===== Available data =====

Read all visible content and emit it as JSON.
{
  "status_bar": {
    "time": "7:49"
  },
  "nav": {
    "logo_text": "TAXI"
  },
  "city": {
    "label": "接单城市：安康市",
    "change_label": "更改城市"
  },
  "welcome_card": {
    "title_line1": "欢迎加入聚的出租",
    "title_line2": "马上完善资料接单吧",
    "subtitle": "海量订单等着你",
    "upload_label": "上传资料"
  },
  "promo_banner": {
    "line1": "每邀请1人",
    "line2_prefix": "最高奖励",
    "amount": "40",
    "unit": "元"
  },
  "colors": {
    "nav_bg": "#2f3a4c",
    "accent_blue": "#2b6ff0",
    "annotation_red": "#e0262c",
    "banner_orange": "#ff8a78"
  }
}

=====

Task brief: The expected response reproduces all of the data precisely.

Exercise response:
Read all visible content and emit it as JSON.
{
  "status_bar": {
    "time": "7:49"
  },
  "nav": {
    "logo_text": "TAXI"
  },
  "city": {
    "label": "接单城市：安康市",
    "change_label": "更改城市"
  },
  "welcome_card": {
    "title_line1": "欢迎加入聚的出租",
    "title_line2": "马上完善资料接单吧",
    "subtitle": "海量订单等着你",
    "upload_label": "上传资料"
  },
  "promo_banner": {
    "line1": "每邀请1人",
    "line2_prefix": "最高奖励",
    "amount": "40",
    "unit": "元"
  },
  "colors": {
    "nav_bg": "#2f3a4c",
    "accent_blue": "#2b6ff0",
    "annotation_red": "#e0262c",
    "banner_orange": "#ff8a78"
  }
}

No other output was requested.